No apologies necessary. I worded my comment in that way because this is a VERY sensitive topic, my opinions are not the normal ones, and the internet is dangerous for opinions.

I think I'm done airing my own relationship in this thread, though, so I'm afraid the answers to your questions will have to stay where they are for now :).

I was thinking about the relationship Pangoria writes about "the love she feels for them need to lead to marriage if it is not the kind of love that would involve a sexual intimacy." I want to refute this, since I don't believe that marriage and sex are related. But I really can't, since there is no way I want to argue for a sex-less marriage!

I think that if I was going try, it would look similar to this: Marriage is an institution that has a certain meaning, but it doesn't mean the same thing to everyone.
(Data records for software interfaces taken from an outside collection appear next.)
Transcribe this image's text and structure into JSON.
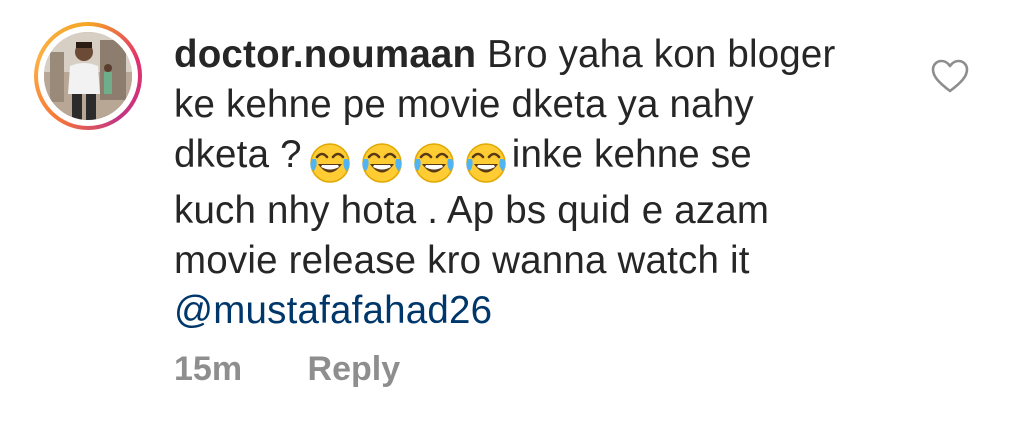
{
  "comment": {
    "username": "doctor.noumaan",
    "text_lines": [
      "Bro yaha kon bloger",
      "ke kehne pe movie dketa ya nahy",
      "dketa ?",
      "inke kehne se",
      "kuch nhy hota . Ap bs quid e azam",
      "movie release kro wanna watch it"
    ],
    "mention": "@mustafafahad26",
    "emojis": [
      "face-with-tears-of-joy",
      "face-with-tears-of-joy",
      "face-with-tears-of-joy",
      "face-with-tears-of-joy"
    ],
    "timestamp": "15m",
    "reply_label": "Reply"
  },
  "icons": {
    "like": "heart-outline-icon",
    "avatar": "user-avatar"
  },
  "colors": {
    "text": "#262626",
    "muted": "#8e8e8e",
    "mention": "#00376b",
    "story_ring_start": "#f5a623",
    "story_ring_end": "#e1306c"
  }
}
I know a couple, with children, who aren't married and don't plan on being. They love each other enough to make the commitment to raise a child together, but they don't share the same meaning of marriage as what others feel.

So, in my mind, marriage is a big party. It's a big facebook status. It says to everyone out there "I LOVE THIS PERSON", but I don't think that it necessarily says "I'M GOING TO HAVE SEX WITH THIS PERSON!", or "I'm going to have children with this person!" or even "I'm going to wash this persons dirty underwear for the rest of my life!" (even though, in "normal" society, all three of those are probably going to happen. Especially hopefully the first!).
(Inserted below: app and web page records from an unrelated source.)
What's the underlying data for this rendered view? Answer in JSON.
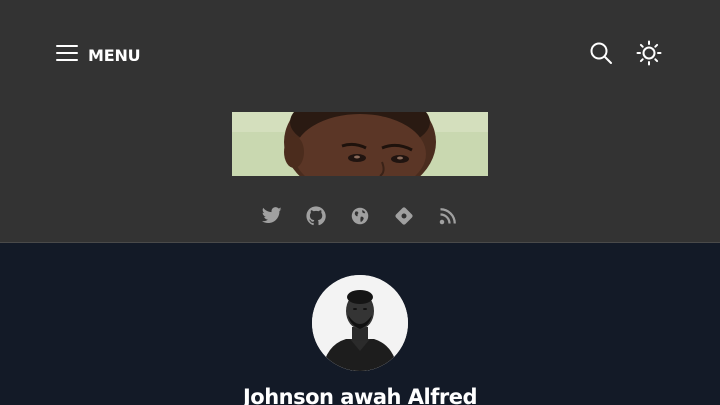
{
  "header": {
    "menu_label": "MENU",
    "menu_icon": "hamburger-icon",
    "search_icon": "search-icon",
    "theme_icon": "sun-icon"
  },
  "banner": {
    "image": "child-face-photo"
  },
  "social_links": [
    {
      "icon": "twitter-icon"
    },
    {
      "icon": "github-icon"
    },
    {
      "icon": "globe-icon"
    },
    {
      "icon": "diamond-icon"
    },
    {
      "icon": "rss-icon"
    }
  ],
  "profile": {
    "avatar": "profile-photo",
    "name": "Johnson awah Alfred"
  },
  "colors": {
    "header_bg": "#333333",
    "profile_bg": "#131a27",
    "icon_color": "#a0a0a0",
    "text_color": "#ffffff"
  }
}
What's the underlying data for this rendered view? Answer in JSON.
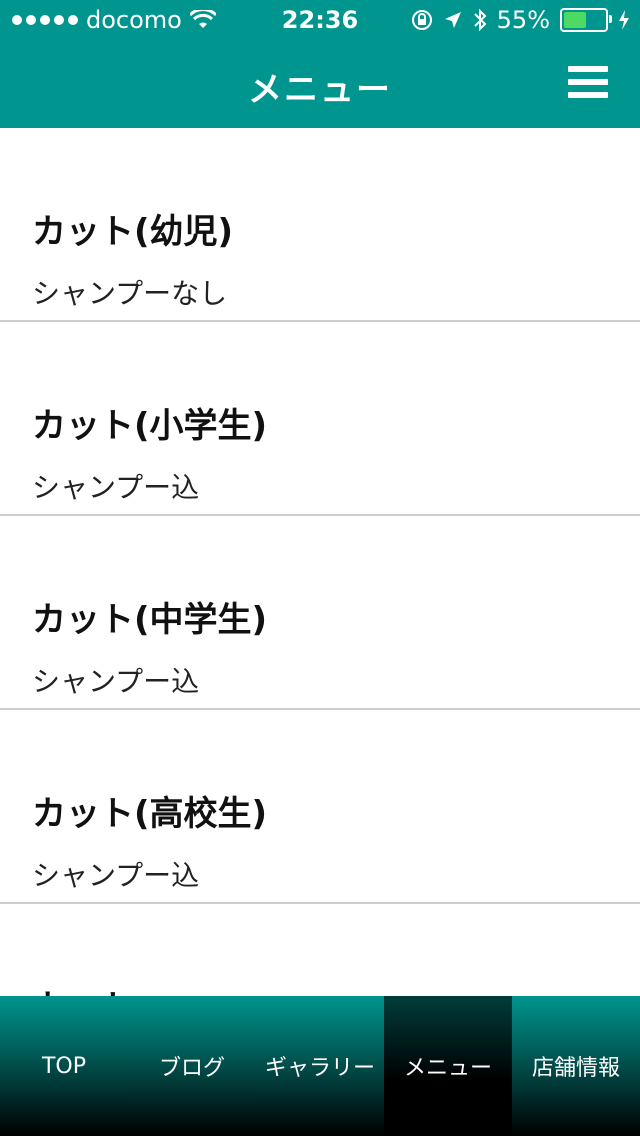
{
  "status_bar": {
    "carrier": "docomo",
    "time": "22:36",
    "battery": "55%"
  },
  "header": {
    "title": "メニュー"
  },
  "menu_items": [
    {
      "name": "カット(幼児)",
      "desc": "シャンプーなし"
    },
    {
      "name": "カット(小学生)",
      "desc": "シャンプー込"
    },
    {
      "name": "カット(中学生)",
      "desc": "シャンプー込"
    },
    {
      "name": "カット(高校生)",
      "desc": "シャンプー込"
    },
    {
      "name": "カット",
      "desc": ""
    }
  ],
  "tabs": [
    {
      "label": "TOP"
    },
    {
      "label": "ブログ"
    },
    {
      "label": "ギャラリー"
    },
    {
      "label": "メニュー",
      "active": true
    },
    {
      "label": "店舗情報"
    }
  ],
  "colors": {
    "header_bg": "#00968f",
    "battery_fill": "#4cd964"
  }
}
Which is where online marriages come in. You have this big party, with fake fireworks and fake food by the fake ocean. And you say to everyone attending that you love this person, and that's not fake. But that's all it means. It doesn't mean you are going to have sex with them, have children with them, or wash their dirty underwear. Because thankfully, no MMO has come up with the skill "Wash laundry". :P
 
depends on whether its just your characters getting married, or if you are acknowledging a real life relationship that's long distance.

to me if you are serious roleplayer, marrying a character of someone else has nothing to do with real life. its like acting really. are actors playing people in love, kissing, getting naked on a stage - cheating on their respective spouses? not really and no one thinks they are.

so why should it be different in game?

some people don't even roleplay their own gender (a lot of people actualy)

to me there's a difference between an avatar and a character. when I play, I have avatars. doesn't matter which character I'm on, they are still all me, pixelated into virtual world and when I relate to people its as the same person (I often hop characters mid conversation and continue it on different alts and people I talk to often do the same).

with roleplaying, each character is an individual with their own story, personality etc.

I guess what I'm trying to say is, its in intent.
 
Craig, you hit the nail on the head. From personal experience, discovering hidden (and I argue omission is equivalent to lying) virtual relationships hurts, even if they stayed completely virtual and "harmless" as no one actually met eachother, etc. If it's something you wouldn't do with your S.O. sitting next to you fully aware, it's probably considered "cheating" at some level.
 
"As long as your feelings towards me are true you are alowed to role-play all you want".

thats what my girlfreind told me just now when i asked her.
 
Post a Comment

Links to this post:

Create a Link



<< Home
Newer›  ‹Older

  Powered by Blogger   Free Page Rank Tool